● **ASSIGNMENT**: The expected output is each line below containing "djeca", copied in full.

################

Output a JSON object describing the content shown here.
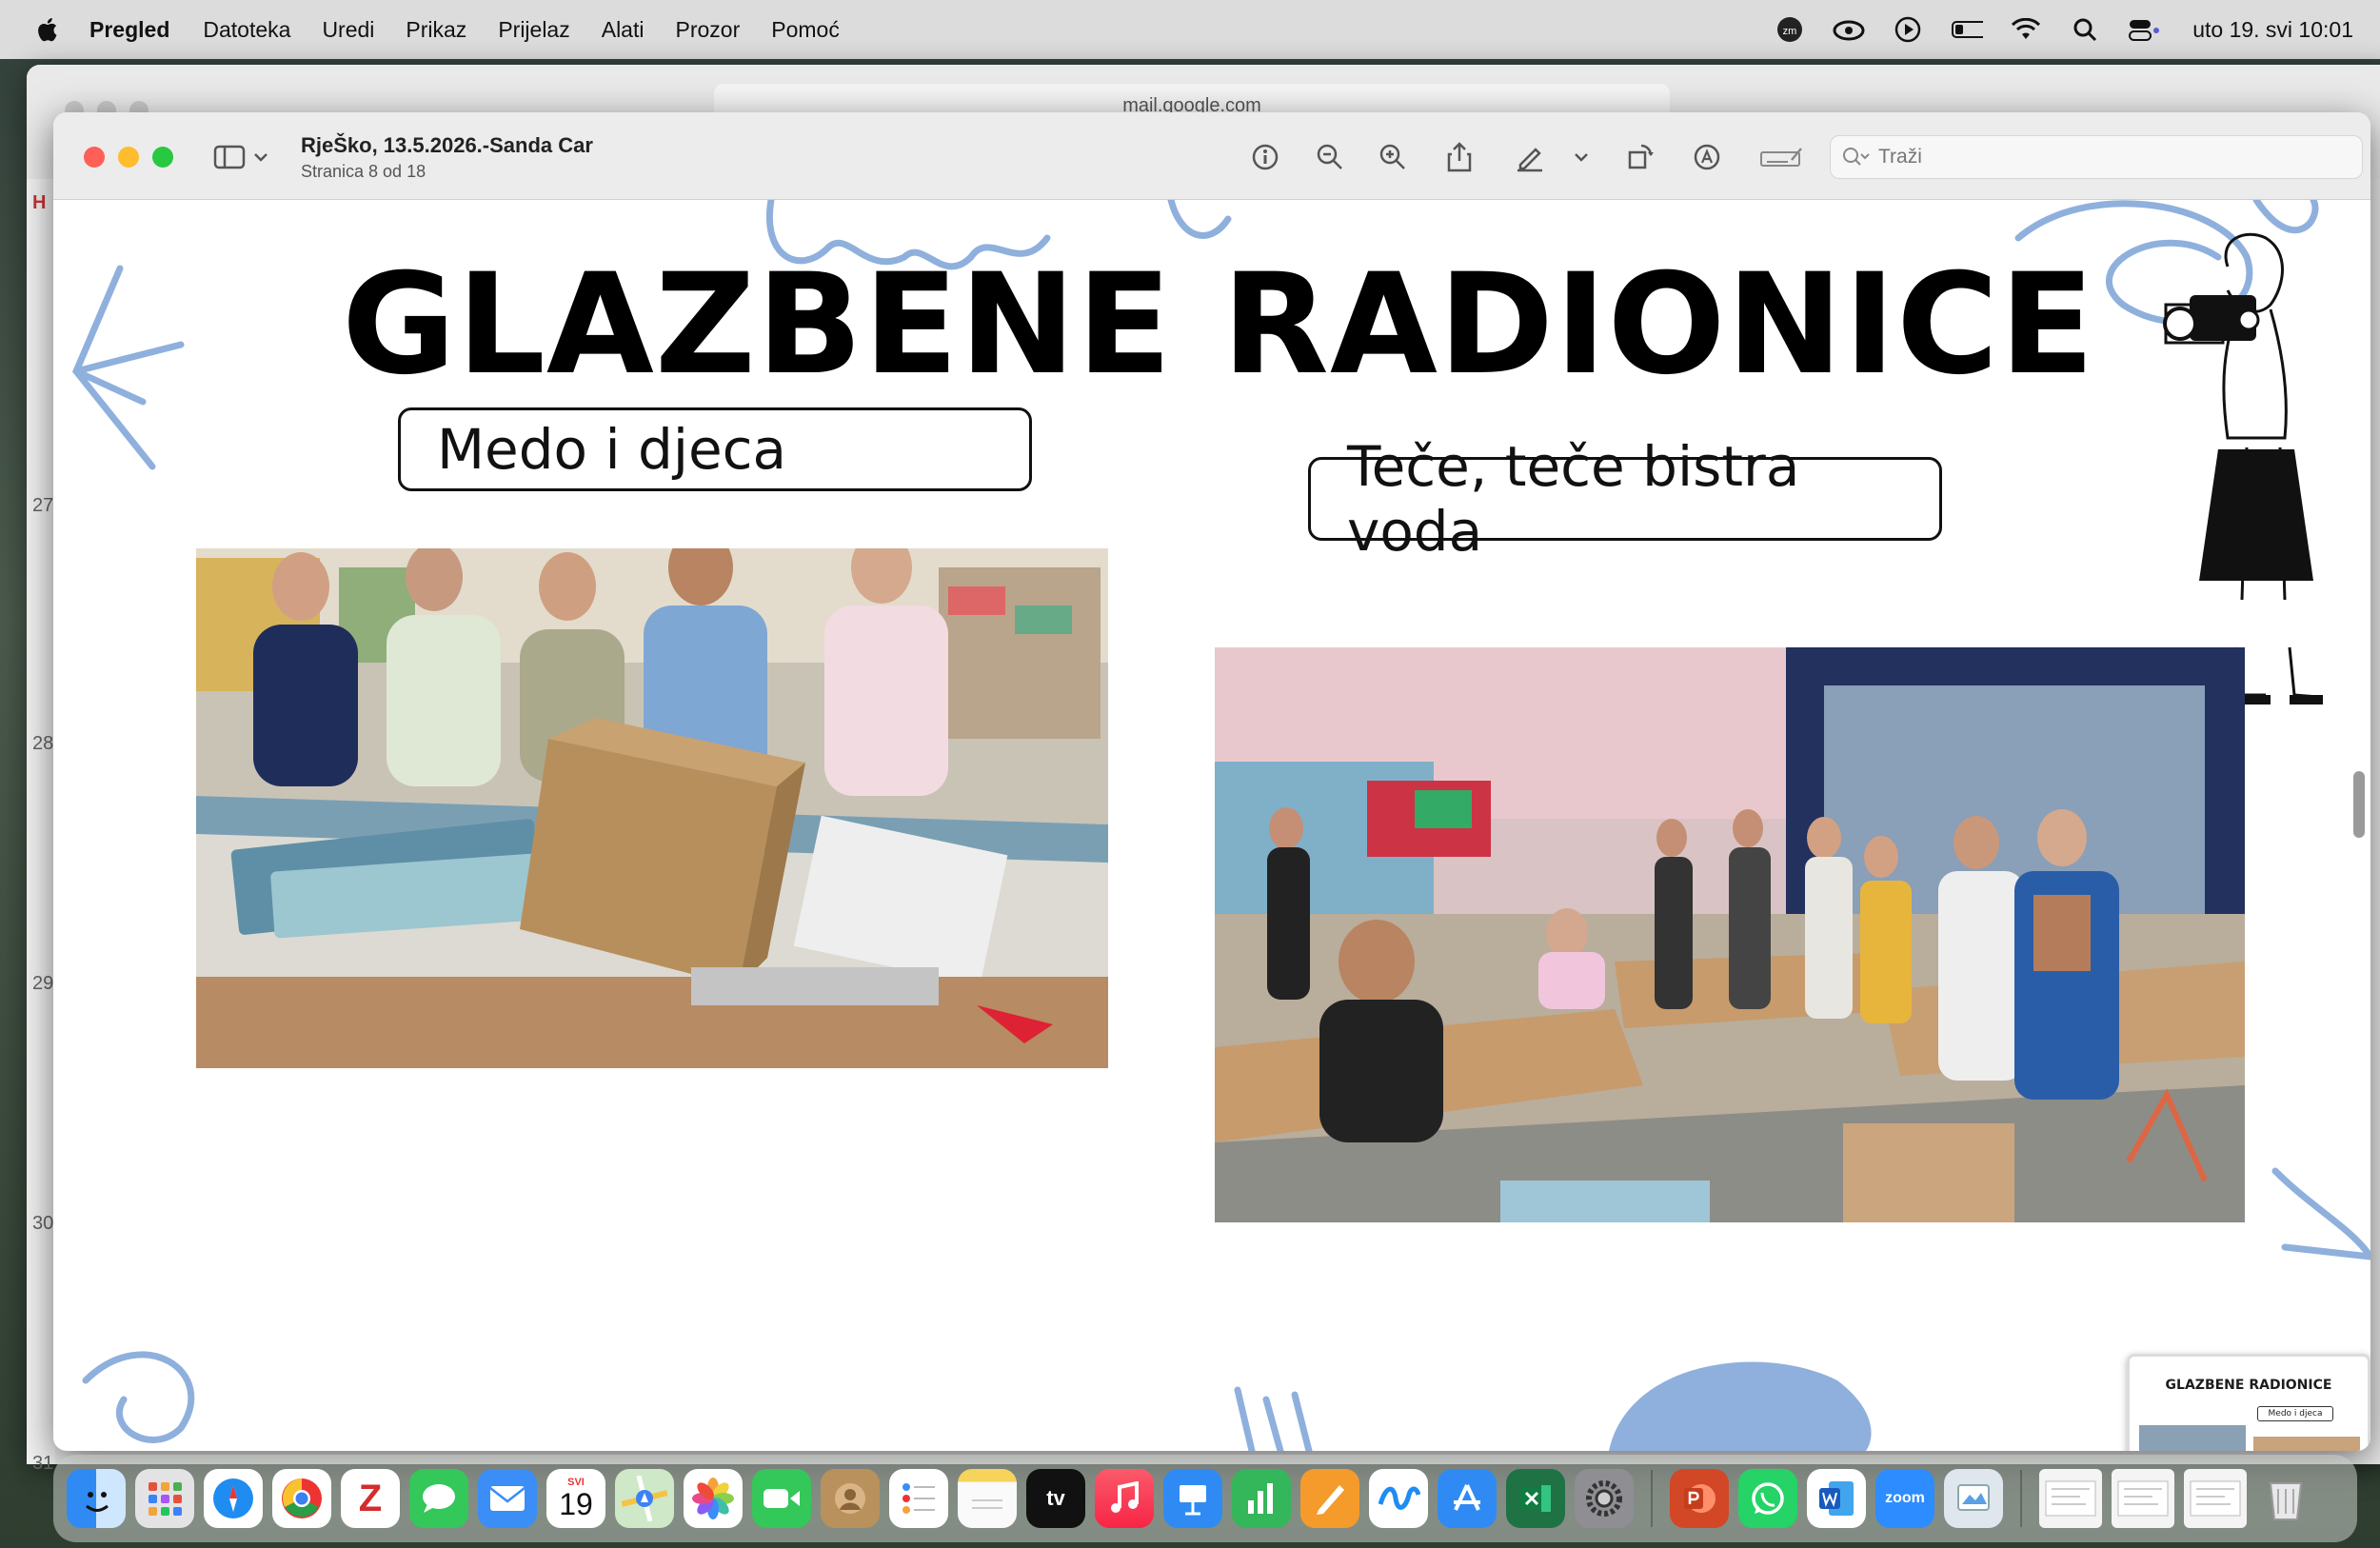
{
  "menubar": {
    "app": "Pregled",
    "items": [
      "Datoteka",
      "Uredi",
      "Prikaz",
      "Prijelaz",
      "Alati",
      "Prozor",
      "Pomoć"
    ],
    "clock": "uto 19. svi  10:01"
  },
  "safari": {
    "url": "mail.google.com",
    "side_letter": "H",
    "side_dates": [
      "27",
      "28",
      "29",
      "30",
      "31"
    ]
  },
  "preview": {
    "title": "RjeŠko, 13.5.2026.-Sanda Car",
    "subtitle": "Stranica 8 od 18",
    "search_placeholder": "Traži"
  },
  "slide": {
    "title": "GLAZBENE RADIONICE",
    "label_left": "Medo i djeca",
    "label_right": "Teče, teče bistra voda",
    "accent_color": "#8fb0dc"
  },
  "thumbnail": {
    "title": "GLAZBENE RADIONICE",
    "label_a": "Medo i djeca"
  },
  "dock": {
    "calendar_month": "SVI",
    "calendar_day": "19",
    "tv_label": "tv",
    "zoom_label": "zoom",
    "items": [
      "finder",
      "launchpad",
      "safari",
      "chrome",
      "zotero",
      "messages",
      "mail",
      "calendar",
      "maps",
      "photos",
      "facetime",
      "contacts",
      "reminders",
      "notes",
      "apple-tv",
      "music",
      "keynote",
      "numbers",
      "pages",
      "freeform",
      "app-store",
      "excel",
      "system-settings",
      "powerpoint",
      "whatsapp",
      "word",
      "zoom",
      "preview",
      "recent-doc-1",
      "recent-doc-2",
      "recent-doc-3",
      "trash"
    ]
  }
}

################

● **EXPECTED ANSWER**:
    "label_left": "Medo i djeca",
    "label_a": "Medo i djeca"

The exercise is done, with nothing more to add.